Seventeen-year-old Bryce Wettstein may be one of the most unique people I have ever had the chance to meet.
SAN DIEGO — Seventeen-year-old Bryce Wettstein may be one of the most unique people I have ever had the chance to meet. Seemingly cut from the same existential-hippie cloth as myself, her – and her family – and I hit it off in a heartbeat.
When I arrived at her home (masked-up of course) I expected to be covering a story on one of the country’s best skateboarders. While this was true, I also ended up covering a whole lot more than a talented skater. Bryce is one of those youngsters dripping in talent both physically and maybe more impressive, intellectually.
The Encinitas native is not only the nation’s number one ranked women’s skateboard park athlete but she is also a legit singer-songwriter with music on Spotify and other platforms, a varsity volleyball player, a star surfer as well as one helluva deep thinker.
To get Bryce to talk about herself however, was hard enough. Her humility is a commanding trait. So I will brag for her.
This year’s Tokyo Olympics will be the first in history to feature skateboarding.
Sixteen skaters were named to the U.S. National team including Bryce.
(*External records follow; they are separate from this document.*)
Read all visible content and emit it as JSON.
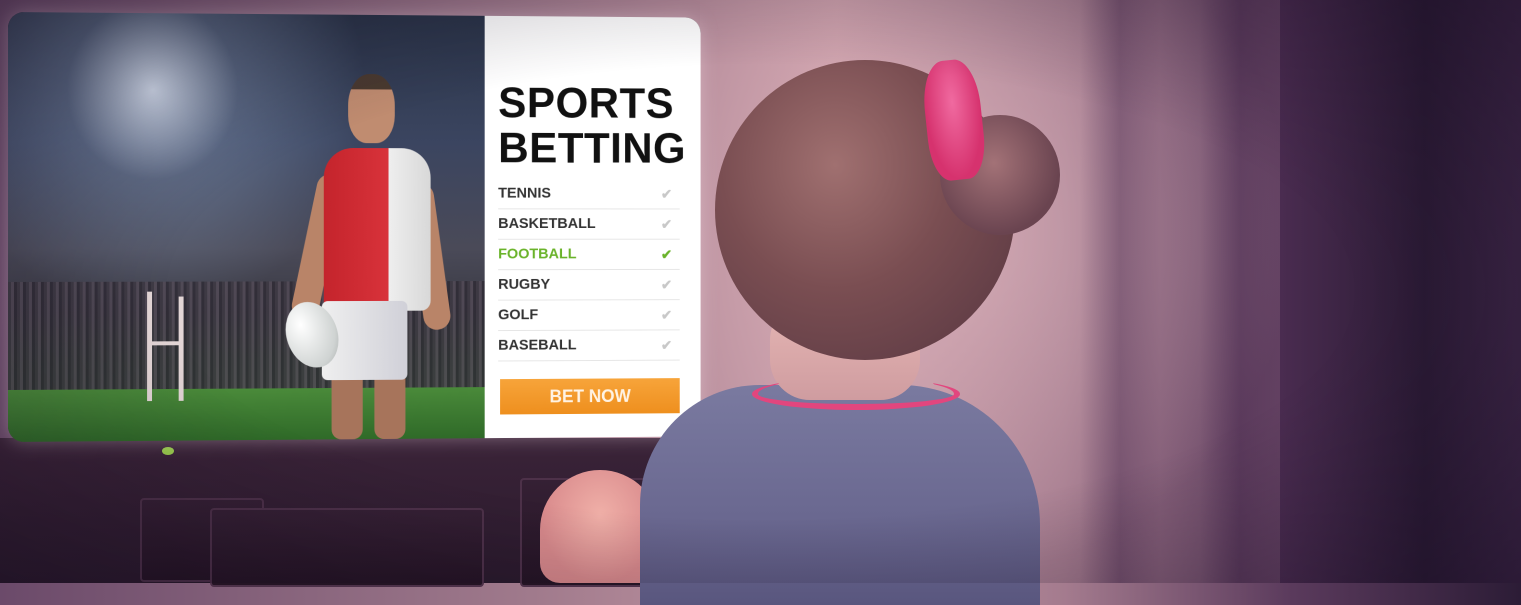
{
  "ad": {
    "title": "SPORTS\nBETTING",
    "menu": [
      {
        "label": "TENNIS",
        "checked": false
      },
      {
        "label": "BASKETBALL",
        "checked": false
      },
      {
        "label": "FOOTBALL",
        "checked": true
      },
      {
        "label": "RUGBY",
        "checked": false
      },
      {
        "label": "GOLF",
        "checked": false
      },
      {
        "label": "BASEBALL",
        "checked": false
      }
    ],
    "cta": "BET NOW",
    "check_glyph": "✔",
    "accent_color": "#6ab32a",
    "button_color": "#f0962a"
  },
  "icons": {
    "check": "check-icon"
  }
}
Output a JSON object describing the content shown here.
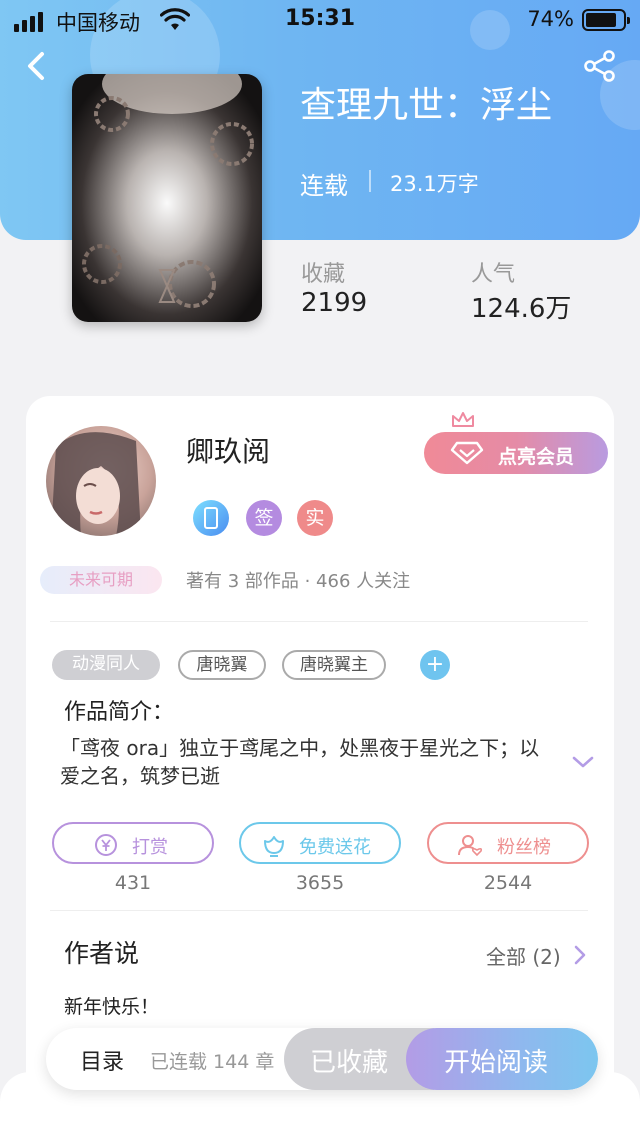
{
  "status_bar": {
    "carrier": "中国移动",
    "time": "15:31",
    "battery": "74%",
    "battery_level": 0.74
  },
  "book": {
    "title": "查理九世：浮尘",
    "status": "连载",
    "word_count": "23.1万字",
    "stats": [
      {
        "label": "收藏",
        "value": "2199"
      },
      {
        "label": "人气",
        "value": "124.6万"
      }
    ]
  },
  "author": {
    "name": "卿玖阅",
    "vip_button": "点亮会员",
    "badges": [
      {
        "text": "",
        "icon": "phone-icon",
        "color": "#4aa8f0"
      },
      {
        "text": "签",
        "color": "#b48be0"
      },
      {
        "text": "实",
        "color": "#ef8a8a"
      }
    ],
    "title_tag": "未来可期",
    "works_info": "著有 3 部作品 · 466 人关注"
  },
  "tags": [
    "动漫同人",
    "唐晓翼",
    "唐晓翼主"
  ],
  "intro": {
    "heading": "作品简介：",
    "text": "「鸢夜 ora」独立于鸢尾之中，处黑夜于星光之下；以爱之名，筑梦已逝"
  },
  "actions": [
    {
      "label": "打赏",
      "count": "431",
      "color": "#b792dd",
      "icon": "yen-coin-icon"
    },
    {
      "label": "免费送花",
      "count": "3655",
      "color": "#6cc8ea",
      "icon": "flower-icon"
    },
    {
      "label": "粉丝榜",
      "count": "2544",
      "color": "#ee8f8f",
      "icon": "fan-user-icon"
    }
  ],
  "author_says": {
    "heading": "作者说",
    "all_link": "全部 (2)",
    "message": "新年快乐！"
  },
  "bottom_bar": {
    "toc": "目录",
    "chapters": "已连载 144 章",
    "favorited": "已收藏",
    "start_reading": "开始阅读"
  },
  "colors": {
    "header_gradient": [
      "#7fc7f3",
      "#66a9f4"
    ],
    "accent_purple": "#b39ce6"
  }
}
If the global games go on as planned this year and Bryce performs well at the final qualifiers in Des Moines at the end of May, she will find herself at her first Olympic games not only representing the United States, but San Diego too.
While the fun-loving, ukulele-playing teenager waits to punch her ticket to Tokyo she will be practicing in her backyard. An area seemingly open to all who want to visit and equipped with a halfpipe she helped commission with her own money from teaching skateboarding to other kids. It also has a brightly colored skate bowl painted with random images from anyone who has spent time in the Wettstein’s yard, at the request of Bryce of course. Gardens, trampolines, surfboards and all kinds of other fun knick-knacks help tie the eclectic space together.
As Bryce showed off her skating and musical skills to me, one thing became apparent, she does not see skateboarding in the same light that many of us do. When I asked her if she found skateboarding to be an art, and in complete Bryce fashion she said, “Every part of skateboarding is an artwork to me. A liberal art is the thing that curates the most happiness in every single person.”
Happiness should be the feeling we all get this July when we hopefully see San Diego’s own Bryce Wettstein creating ‘art’ at the Summer Olympics.
Watch from August 17, 2020: Catching up with pro skateboarder Tony Hawk
This post originally appeared on CBS8 – Sports